## Assignment
Compute how many lines in the entries below include the string "icon". Only the number is wanted.

## Material shown
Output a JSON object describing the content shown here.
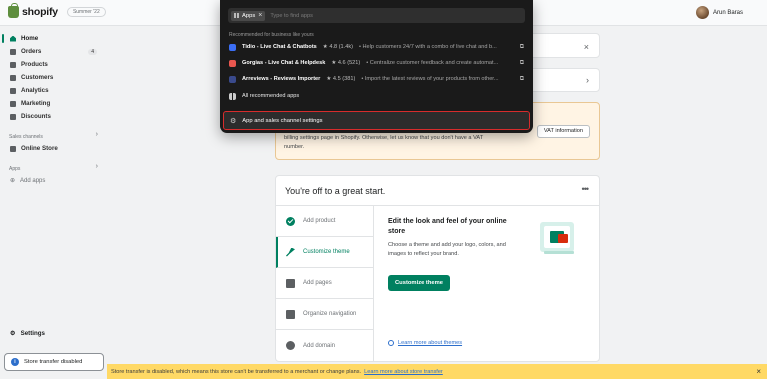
{
  "topbar": {
    "brand": "shopify",
    "edition": "Summer '22",
    "user_name": "Arun Baras"
  },
  "sidebar": {
    "items": [
      {
        "label": "Home",
        "icon": "home-icon"
      },
      {
        "label": "Orders",
        "icon": "orders-icon",
        "badge": "4"
      },
      {
        "label": "Products",
        "icon": "tag-icon"
      },
      {
        "label": "Customers",
        "icon": "person-icon"
      },
      {
        "label": "Analytics",
        "icon": "bar-chart-icon"
      },
      {
        "label": "Marketing",
        "icon": "target-icon"
      },
      {
        "label": "Discounts",
        "icon": "discount-icon"
      }
    ],
    "sales_channels_label": "Sales channels",
    "online_store": "Online Store",
    "apps_label": "Apps",
    "add_apps": "Add apps",
    "settings": "Settings",
    "store_transfer": "Store transfer disabled"
  },
  "apps_dropdown": {
    "chip_label": "Apps",
    "search_placeholder": "Type to find apps",
    "recommended_label": "Recommended for business like yours",
    "apps": [
      {
        "name": "Tidio - Live Chat & Chatbots",
        "rating": "★ 4.8 (1.4k)",
        "desc": "• Help customers 24/7 with a combo of live chat and b...",
        "color": "#3b6ef5"
      },
      {
        "name": "Gorgias - Live Chat & Helpdesk",
        "rating": "★ 4.6 (521)",
        "desc": "• Centralize customer feedback and create automat...",
        "color": "#e9574f"
      },
      {
        "name": "Arreviews - Reviews Importer",
        "rating": "★ 4.5 (381)",
        "desc": "• Import the latest reviews of your products from other...",
        "color": "#3a4a8c"
      }
    ],
    "all_recommended": "All recommended apps",
    "settings_link": "App and sales channel settings"
  },
  "warning_card": {
    "text": "billing settings page in Shopify. Otherwise, let us know that you don't have a VAT number.",
    "button": "VAT information"
  },
  "start_card": {
    "title": "You're off to a great start.",
    "steps": [
      {
        "label": "Add product",
        "icon": "check-circle-icon"
      },
      {
        "label": "Customize theme",
        "icon": "paintbrush-icon"
      },
      {
        "label": "Add pages",
        "icon": "pages-icon"
      },
      {
        "label": "Organize navigation",
        "icon": "navigation-icon"
      },
      {
        "label": "Add domain",
        "icon": "globe-icon"
      }
    ],
    "detail_title": "Edit the look and feel of your online store",
    "detail_text": "Choose a theme and add your logo, colors, and images to reflect your brand.",
    "cta": "Customize theme",
    "learn_more": "Learn more about themes"
  },
  "banner": {
    "text": "Store transfer is disabled, which means this store can't be transferred to a merchant or change plans.",
    "link": "Learn more about store transfer"
  },
  "colors": {
    "accent": "#008060",
    "highlight": "#d72c2c",
    "banner": "#ffd965"
  }
}
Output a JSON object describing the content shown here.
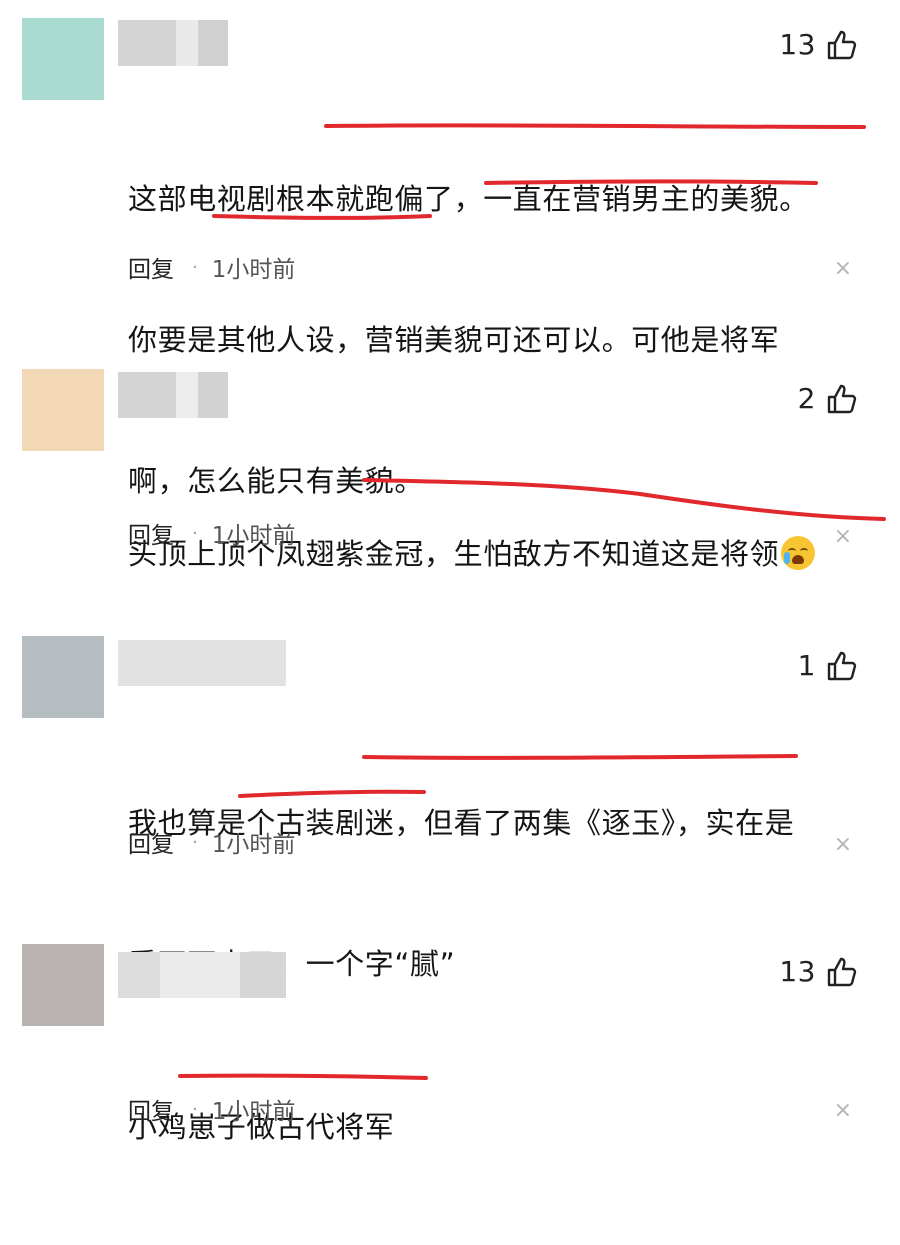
{
  "comments": [
    {
      "likes": "13",
      "lines": [
        "这部电视剧根本就跑偏了，一直在营销男主的美貌。",
        "你要是其他人设，营销美貌可还可以。可他是将军",
        "啊，怎么能只有美貌。"
      ],
      "reply": "回复",
      "time": "1小时前",
      "avatar_color": "#a9dbd0"
    },
    {
      "likes": "2",
      "lines": [
        "头顶上顶个凤翅紫金冠，生怕敌方不知道这是将领"
      ],
      "emoji": "crying-face",
      "reply": "回复",
      "time": "1小时前",
      "avatar_color": "#f2d8b4"
    },
    {
      "likes": "1",
      "lines": [
        "我也算是个古装剧迷，但看了两集《逐玉》，实在是",
        "看不下去了。一个字“腻”"
      ],
      "reply": "回复",
      "time": "1小时前",
      "avatar_color": "#b6bdc1"
    },
    {
      "likes": "13",
      "lines": [
        "小鸡崽子做古代将军"
      ],
      "reply": "回复",
      "time": "1小时前",
      "avatar_color": "#b8b3b1"
    }
  ],
  "close_glyph": "×",
  "annotation_color": "#e0282d"
}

## Written solution
12